of Cupavo indicated his descent from Cycnus:ft and the monly, expressed in relief on the metal; although Hydra on the shield of Aventinus declared him the Virgilt mentions the picti scuta Labici, concerning progeny of Hercules.f1 The family device was frequently whom our want of information is to be much regretted, impressed on the hilt of the sword.$$ There is a much as the learned Poet most probably wrote from authentic litigated passage of Suetonius which seems to have tradition. Another material distinction is the absence been very properly adduced by those who support the in ancient Heraldry of everything like ordinaries, antiquity of Heraldry. Vetera familiarum insignia, which form so extensive a department of the new. But says the Historian, speaking of Caligula, nobilissimo with respect to the hereditary property of Arms, this cuique ademit; Torquato torquem ; Cincinnato crinem: has not always been observed even since the acknow- Cn. Pompeio, stirpis antiquæ, Magni cognomen.III Nisledged existence of Heraldry, as may be seen in the bet strangely explains away this direct and positive case of the last two Earls of Chester, the two Quincies, language.
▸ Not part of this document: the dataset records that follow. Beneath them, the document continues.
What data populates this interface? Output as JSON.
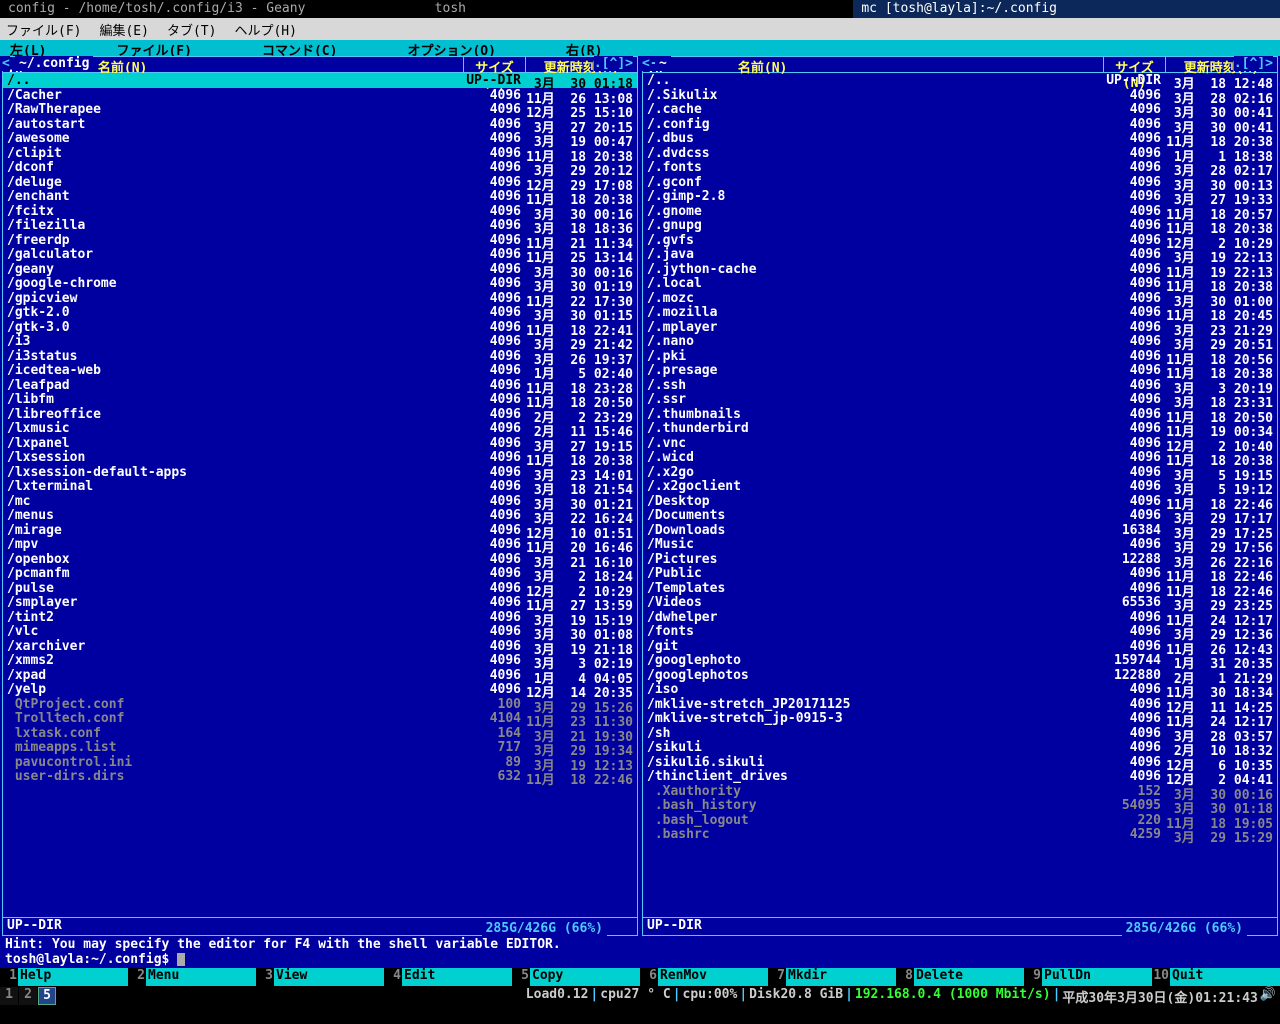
{
  "title_tabs": [
    {
      "label": "config - /home/tosh/.config/i3 - Geany",
      "active": false
    },
    {
      "label": "tosh",
      "active": false
    },
    {
      "label": "mc [tosh@layla]:~/.config",
      "active": true
    }
  ],
  "menubar": [
    "ファイル(F)",
    "編集(E)",
    "タブ(T)",
    "ヘルプ(H)"
  ],
  "mc_menu": [
    "左(L)",
    "ファイル(F)",
    "コマンド(C)",
    "オプション(O)",
    "右(R)"
  ],
  "cols": {
    "n": ".n",
    "name": "名前(N)",
    "size": "サイズ(N)",
    "mtime": "更新時刻(M)"
  },
  "left": {
    "title": "~/.config",
    "footer": "UP--DIR",
    "disk": "285G/426G (66%)",
    "rows": [
      {
        "n": "/..",
        "s": "UP--DIR",
        "t": " 3月  30 01:18",
        "sel": true,
        "dir": true
      },
      {
        "n": "/Cacher",
        "s": "4096",
        "t": "11月  26 13:08",
        "dir": true
      },
      {
        "n": "/RawTherapee",
        "s": "4096",
        "t": "12月  25 15:10",
        "dir": true
      },
      {
        "n": "/autostart",
        "s": "4096",
        "t": " 3月  27 20:15",
        "dir": true
      },
      {
        "n": "/awesome",
        "s": "4096",
        "t": " 3月  19 00:47",
        "dir": true
      },
      {
        "n": "/clipit",
        "s": "4096",
        "t": "11月  18 20:38",
        "dir": true
      },
      {
        "n": "/dconf",
        "s": "4096",
        "t": " 3月  29 20:12",
        "dir": true
      },
      {
        "n": "/deluge",
        "s": "4096",
        "t": "12月  29 17:08",
        "dir": true
      },
      {
        "n": "/enchant",
        "s": "4096",
        "t": "11月  18 20:38",
        "dir": true
      },
      {
        "n": "/fcitx",
        "s": "4096",
        "t": " 3月  30 00:16",
        "dir": true
      },
      {
        "n": "/filezilla",
        "s": "4096",
        "t": " 3月  18 18:36",
        "dir": true
      },
      {
        "n": "/freerdp",
        "s": "4096",
        "t": "11月  21 11:34",
        "dir": true
      },
      {
        "n": "/galculator",
        "s": "4096",
        "t": "11月  25 13:14",
        "dir": true
      },
      {
        "n": "/geany",
        "s": "4096",
        "t": " 3月  30 00:16",
        "dir": true
      },
      {
        "n": "/google-chrome",
        "s": "4096",
        "t": " 3月  30 01:19",
        "dir": true
      },
      {
        "n": "/gpicview",
        "s": "4096",
        "t": "11月  22 17:30",
        "dir": true
      },
      {
        "n": "/gtk-2.0",
        "s": "4096",
        "t": " 3月  30 01:15",
        "dir": true
      },
      {
        "n": "/gtk-3.0",
        "s": "4096",
        "t": "11月  18 22:41",
        "dir": true
      },
      {
        "n": "/i3",
        "s": "4096",
        "t": " 3月  29 21:42",
        "dir": true
      },
      {
        "n": "/i3status",
        "s": "4096",
        "t": " 3月  26 19:37",
        "dir": true
      },
      {
        "n": "/icedtea-web",
        "s": "4096",
        "t": " 1月   5 02:40",
        "dir": true
      },
      {
        "n": "/leafpad",
        "s": "4096",
        "t": "11月  18 23:28",
        "dir": true
      },
      {
        "n": "/libfm",
        "s": "4096",
        "t": "11月  18 20:50",
        "dir": true
      },
      {
        "n": "/libreoffice",
        "s": "4096",
        "t": " 2月   2 23:29",
        "dir": true
      },
      {
        "n": "/lxmusic",
        "s": "4096",
        "t": " 2月  11 15:46",
        "dir": true
      },
      {
        "n": "/lxpanel",
        "s": "4096",
        "t": " 3月  27 19:15",
        "dir": true
      },
      {
        "n": "/lxsession",
        "s": "4096",
        "t": "11月  18 20:38",
        "dir": true
      },
      {
        "n": "/lxsession-default-apps",
        "s": "4096",
        "t": " 3月  23 14:01",
        "dir": true
      },
      {
        "n": "/lxterminal",
        "s": "4096",
        "t": " 3月  18 21:54",
        "dir": true
      },
      {
        "n": "/mc",
        "s": "4096",
        "t": " 3月  30 01:21",
        "dir": true
      },
      {
        "n": "/menus",
        "s": "4096",
        "t": " 3月  22 16:24",
        "dir": true
      },
      {
        "n": "/mirage",
        "s": "4096",
        "t": "12月  10 01:51",
        "dir": true
      },
      {
        "n": "/mpv",
        "s": "4096",
        "t": "11月  20 16:46",
        "dir": true
      },
      {
        "n": "/openbox",
        "s": "4096",
        "t": " 3月  21 16:10",
        "dir": true
      },
      {
        "n": "/pcmanfm",
        "s": "4096",
        "t": " 3月   2 18:24",
        "dir": true
      },
      {
        "n": "/pulse",
        "s": "4096",
        "t": "12月   2 10:29",
        "dir": true
      },
      {
        "n": "/smplayer",
        "s": "4096",
        "t": "11月  27 13:59",
        "dir": true
      },
      {
        "n": "/tint2",
        "s": "4096",
        "t": " 3月  19 15:19",
        "dir": true
      },
      {
        "n": "/vlc",
        "s": "4096",
        "t": " 3月  30 01:08",
        "dir": true
      },
      {
        "n": "/xarchiver",
        "s": "4096",
        "t": " 3月  19 21:18",
        "dir": true
      },
      {
        "n": "/xmms2",
        "s": "4096",
        "t": " 3月   3 02:19",
        "dir": true
      },
      {
        "n": "/xpad",
        "s": "4096",
        "t": " 1月   4 04:05",
        "dir": true
      },
      {
        "n": "/yelp",
        "s": "4096",
        "t": "12月  14 20:35",
        "dir": true
      },
      {
        "n": " QtProject.conf",
        "s": "100",
        "t": " 3月  29 15:26",
        "dir": false
      },
      {
        "n": " Trolltech.conf",
        "s": "4104",
        "t": "11月  23 11:30",
        "dir": false
      },
      {
        "n": " lxtask.conf",
        "s": "164",
        "t": " 3月  21 19:30",
        "dir": false
      },
      {
        "n": " mimeapps.list",
        "s": "717",
        "t": " 3月  29 19:34",
        "dir": false
      },
      {
        "n": " pavucontrol.ini",
        "s": "89",
        "t": " 3月  19 12:13",
        "dir": false
      },
      {
        "n": " user-dirs.dirs",
        "s": "632",
        "t": "11月  18 22:46",
        "dir": false
      }
    ]
  },
  "right": {
    "title": "~",
    "footer": "UP--DIR",
    "disk": "285G/426G (66%)",
    "rows": [
      {
        "n": "/..",
        "s": "UP--DIR",
        "t": " 3月  18 12:48",
        "dir": true
      },
      {
        "n": "/.Sikulix",
        "s": "4096",
        "t": " 3月  28 02:16",
        "dir": true
      },
      {
        "n": "/.cache",
        "s": "4096",
        "t": " 3月  30 00:41",
        "dir": true
      },
      {
        "n": "/.config",
        "s": "4096",
        "t": " 3月  30 00:41",
        "dir": true
      },
      {
        "n": "/.dbus",
        "s": "4096",
        "t": "11月  18 20:38",
        "dir": true
      },
      {
        "n": "/.dvdcss",
        "s": "4096",
        "t": " 1月   1 18:38",
        "dir": true
      },
      {
        "n": "/.fonts",
        "s": "4096",
        "t": " 3月  28 02:17",
        "dir": true
      },
      {
        "n": "/.gconf",
        "s": "4096",
        "t": " 3月  30 00:13",
        "dir": true
      },
      {
        "n": "/.gimp-2.8",
        "s": "4096",
        "t": " 3月  27 19:33",
        "dir": true
      },
      {
        "n": "/.gnome",
        "s": "4096",
        "t": "11月  18 20:57",
        "dir": true
      },
      {
        "n": "/.gnupg",
        "s": "4096",
        "t": "11月  18 20:38",
        "dir": true
      },
      {
        "n": "/.gvfs",
        "s": "4096",
        "t": "12月   2 10:29",
        "dir": true
      },
      {
        "n": "/.java",
        "s": "4096",
        "t": " 3月  19 22:13",
        "dir": true
      },
      {
        "n": "/.jython-cache",
        "s": "4096",
        "t": "11月  19 22:13",
        "dir": true
      },
      {
        "n": "/.local",
        "s": "4096",
        "t": "11月  18 20:38",
        "dir": true
      },
      {
        "n": "/.mozc",
        "s": "4096",
        "t": " 3月  30 01:00",
        "dir": true
      },
      {
        "n": "/.mozilla",
        "s": "4096",
        "t": "11月  18 20:45",
        "dir": true
      },
      {
        "n": "/.mplayer",
        "s": "4096",
        "t": " 3月  23 21:29",
        "dir": true
      },
      {
        "n": "/.nano",
        "s": "4096",
        "t": " 3月  29 20:51",
        "dir": true
      },
      {
        "n": "/.pki",
        "s": "4096",
        "t": "11月  18 20:56",
        "dir": true
      },
      {
        "n": "/.presage",
        "s": "4096",
        "t": "11月  18 20:38",
        "dir": true
      },
      {
        "n": "/.ssh",
        "s": "4096",
        "t": " 3月   3 20:19",
        "dir": true
      },
      {
        "n": "/.ssr",
        "s": "4096",
        "t": " 3月  18 23:31",
        "dir": true
      },
      {
        "n": "/.thumbnails",
        "s": "4096",
        "t": "11月  18 20:50",
        "dir": true
      },
      {
        "n": "/.thunderbird",
        "s": "4096",
        "t": "11月  19 00:34",
        "dir": true
      },
      {
        "n": "/.vnc",
        "s": "4096",
        "t": "12月   2 10:40",
        "dir": true
      },
      {
        "n": "/.wicd",
        "s": "4096",
        "t": "11月  18 20:38",
        "dir": true
      },
      {
        "n": "/.x2go",
        "s": "4096",
        "t": " 3月   5 19:15",
        "dir": true
      },
      {
        "n": "/.x2goclient",
        "s": "4096",
        "t": " 3月   5 19:12",
        "dir": true
      },
      {
        "n": "/Desktop",
        "s": "4096",
        "t": "11月  18 22:46",
        "dir": true
      },
      {
        "n": "/Documents",
        "s": "4096",
        "t": " 3月  29 17:17",
        "dir": true
      },
      {
        "n": "/Downloads",
        "s": "16384",
        "t": " 3月  29 17:25",
        "dir": true
      },
      {
        "n": "/Music",
        "s": "4096",
        "t": " 3月  29 17:56",
        "dir": true
      },
      {
        "n": "/Pictures",
        "s": "12288",
        "t": " 3月  26 22:16",
        "dir": true
      },
      {
        "n": "/Public",
        "s": "4096",
        "t": "11月  18 22:46",
        "dir": true
      },
      {
        "n": "/Templates",
        "s": "4096",
        "t": "11月  18 22:46",
        "dir": true
      },
      {
        "n": "/Videos",
        "s": "65536",
        "t": " 3月  29 23:25",
        "dir": true
      },
      {
        "n": "/dwhelper",
        "s": "4096",
        "t": "11月  24 12:17",
        "dir": true
      },
      {
        "n": "/fonts",
        "s": "4096",
        "t": " 3月  29 12:36",
        "dir": true
      },
      {
        "n": "/git",
        "s": "4096",
        "t": "11月  26 12:43",
        "dir": true
      },
      {
        "n": "/googlephoto",
        "s": "159744",
        "t": " 1月  31 20:35",
        "dir": true
      },
      {
        "n": "/googlephotos",
        "s": "122880",
        "t": " 2月   1 21:29",
        "dir": true
      },
      {
        "n": "/iso",
        "s": "4096",
        "t": "11月  30 18:34",
        "dir": true
      },
      {
        "n": "/mklive-stretch_JP20171125",
        "s": "4096",
        "t": "12月  11 14:25",
        "dir": true
      },
      {
        "n": "/mklive-stretch_jp-0915-3",
        "s": "4096",
        "t": "11月  24 12:17",
        "dir": true
      },
      {
        "n": "/sh",
        "s": "4096",
        "t": " 3月  28 03:57",
        "dir": true
      },
      {
        "n": "/sikuli",
        "s": "4096",
        "t": " 2月  10 18:32",
        "dir": true
      },
      {
        "n": "/sikuli6.sikuli",
        "s": "4096",
        "t": "12月   6 10:35",
        "dir": true
      },
      {
        "n": "/thinclient_drives",
        "s": "4096",
        "t": "12月   2 04:41",
        "dir": true
      },
      {
        "n": " .Xauthority",
        "s": "152",
        "t": " 3月  30 00:16",
        "dir": false
      },
      {
        "n": " .bash_history",
        "s": "54095",
        "t": " 3月  30 01:18",
        "dir": false
      },
      {
        "n": " .bash_logout",
        "s": "220",
        "t": "11月  18 19:05",
        "dir": false
      },
      {
        "n": " .bashrc",
        "s": "4259",
        "t": " 3月  29 15:29",
        "dir": false
      }
    ]
  },
  "hint": "Hint: You may specify the editor for F4 with the shell variable EDITOR.",
  "prompt": "tosh@layla:~/.config$ ",
  "fkeys": [
    {
      "n": "1",
      "l": "Help"
    },
    {
      "n": "2",
      "l": "Menu"
    },
    {
      "n": "3",
      "l": "View"
    },
    {
      "n": "4",
      "l": "Edit"
    },
    {
      "n": "5",
      "l": "Copy"
    },
    {
      "n": "6",
      "l": "RenMov"
    },
    {
      "n": "7",
      "l": "Mkdir"
    },
    {
      "n": "8",
      "l": "Delete"
    },
    {
      "n": "9",
      "l": "PullDn"
    },
    {
      "n": "10",
      "l": "Quit"
    }
  ],
  "workspaces": [
    "1",
    "2",
    "5"
  ],
  "active_ws": "5",
  "status": {
    "load": "Load0.12",
    "cpu_temp": "cpu27 ° C",
    "cpu": "cpu:00%",
    "disk": "Disk20.8 GiB",
    "net": "192.168.0.4 (1000 Mbit/s)",
    "date": "平成30年3月30日(金)01:21:43"
  }
}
It imports no more," he observes, “than Earls of Winchester, and the two Lacies, Earls of Lin- that Caligula, being displeased with the grandeur of coln; no positively hereditary bearings have been found these families, commanded to take from their Images or in England before llenry III.'s time; while in some
Statues, as from that of Torquatus, the collar or chain instances, something like hereditary devices may be that he took from one of the Gauls
, and from that of found among the Ancients, as we shall presently ob- Cincinnatus the tuft of hair which that brave Roman serve. And the assumption of Arms for a peculiar
# Æn. ix. 548. object is not confined to ancient Heraldry, since Stephen, + " A young knight would not, during his first enterprises, assume King of England, changed the leopards into Sagittaries, his family Arms, but he wore plain armour, and a shield without ang on account of his landing when the Sun was in that Sign. device, till he bad won renown." -Mills, History of Chiralry, ch. ii. We have remarked here that the shield of Amphi
Puráque interrila parmd.-£n. si. 711. araus was blank.
αμφί δε καλή Æschylus and Euripides concur in
ΤΕΤΡΑΦΑΛΟΣ φοίνικι λόφω επιλέμτετο σεληξ. representing this as the effect of his modesty, which
Apoll. Rhodh ai. 321.
li Æn. vii. 785.
ŠŠ Ov. Met. vü. 422. Senec, Hippol. f En. vii. 796.
Mi Suet. Cal. xxxv.